TASK BRIEF ▸ Below are the records; locate each line with the word "Piste" and copy it.

Excerpts from an interface dataset ▸
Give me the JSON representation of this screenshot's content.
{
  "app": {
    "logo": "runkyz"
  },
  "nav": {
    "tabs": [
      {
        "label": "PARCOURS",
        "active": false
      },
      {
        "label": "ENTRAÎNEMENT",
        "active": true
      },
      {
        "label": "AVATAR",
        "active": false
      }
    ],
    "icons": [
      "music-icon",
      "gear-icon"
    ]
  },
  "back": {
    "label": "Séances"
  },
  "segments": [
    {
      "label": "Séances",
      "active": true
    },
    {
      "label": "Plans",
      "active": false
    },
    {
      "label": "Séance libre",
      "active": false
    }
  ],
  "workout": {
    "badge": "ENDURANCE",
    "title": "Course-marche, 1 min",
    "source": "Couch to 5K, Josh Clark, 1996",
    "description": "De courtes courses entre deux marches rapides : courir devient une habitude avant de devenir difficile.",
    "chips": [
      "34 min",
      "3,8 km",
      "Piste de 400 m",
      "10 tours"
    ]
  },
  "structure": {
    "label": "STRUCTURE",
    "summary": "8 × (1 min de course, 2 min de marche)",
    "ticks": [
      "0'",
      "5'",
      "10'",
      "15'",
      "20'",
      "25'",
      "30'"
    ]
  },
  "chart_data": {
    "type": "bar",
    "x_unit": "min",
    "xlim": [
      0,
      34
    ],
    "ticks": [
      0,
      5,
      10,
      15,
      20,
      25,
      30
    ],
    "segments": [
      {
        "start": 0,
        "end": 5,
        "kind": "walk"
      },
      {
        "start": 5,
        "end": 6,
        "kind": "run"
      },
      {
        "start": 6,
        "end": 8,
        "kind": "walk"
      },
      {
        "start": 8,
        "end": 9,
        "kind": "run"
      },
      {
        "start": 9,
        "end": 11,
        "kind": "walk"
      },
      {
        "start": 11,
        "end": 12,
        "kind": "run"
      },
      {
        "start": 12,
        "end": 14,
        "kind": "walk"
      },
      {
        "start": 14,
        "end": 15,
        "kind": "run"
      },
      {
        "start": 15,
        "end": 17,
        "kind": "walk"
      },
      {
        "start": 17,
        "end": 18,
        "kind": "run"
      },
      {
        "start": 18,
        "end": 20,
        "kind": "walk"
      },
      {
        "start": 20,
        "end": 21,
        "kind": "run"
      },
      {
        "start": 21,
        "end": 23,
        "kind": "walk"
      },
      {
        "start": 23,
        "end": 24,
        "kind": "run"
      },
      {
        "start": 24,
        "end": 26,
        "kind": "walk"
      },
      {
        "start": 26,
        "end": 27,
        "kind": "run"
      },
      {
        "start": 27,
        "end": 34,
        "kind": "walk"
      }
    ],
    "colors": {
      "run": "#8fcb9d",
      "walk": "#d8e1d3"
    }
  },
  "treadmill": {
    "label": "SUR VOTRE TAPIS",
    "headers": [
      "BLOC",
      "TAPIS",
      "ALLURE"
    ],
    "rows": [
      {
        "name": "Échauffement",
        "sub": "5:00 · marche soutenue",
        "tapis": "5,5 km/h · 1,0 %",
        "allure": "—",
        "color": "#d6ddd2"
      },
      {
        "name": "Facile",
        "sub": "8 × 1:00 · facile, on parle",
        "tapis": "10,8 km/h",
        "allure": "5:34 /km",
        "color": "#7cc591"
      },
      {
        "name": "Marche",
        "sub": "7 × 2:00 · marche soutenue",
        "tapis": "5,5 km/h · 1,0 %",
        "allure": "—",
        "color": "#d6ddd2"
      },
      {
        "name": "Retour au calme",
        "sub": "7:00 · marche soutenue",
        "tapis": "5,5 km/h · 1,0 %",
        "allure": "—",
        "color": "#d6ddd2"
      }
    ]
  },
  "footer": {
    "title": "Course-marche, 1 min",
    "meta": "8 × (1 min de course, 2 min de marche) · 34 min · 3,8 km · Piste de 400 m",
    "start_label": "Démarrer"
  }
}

WRITTEN REPLY ▸
      "Piste de 400 m",
    "meta": "8 × (1 min de course, 2 min de marche) · 34 min · 3,8 km · Piste de 400 m",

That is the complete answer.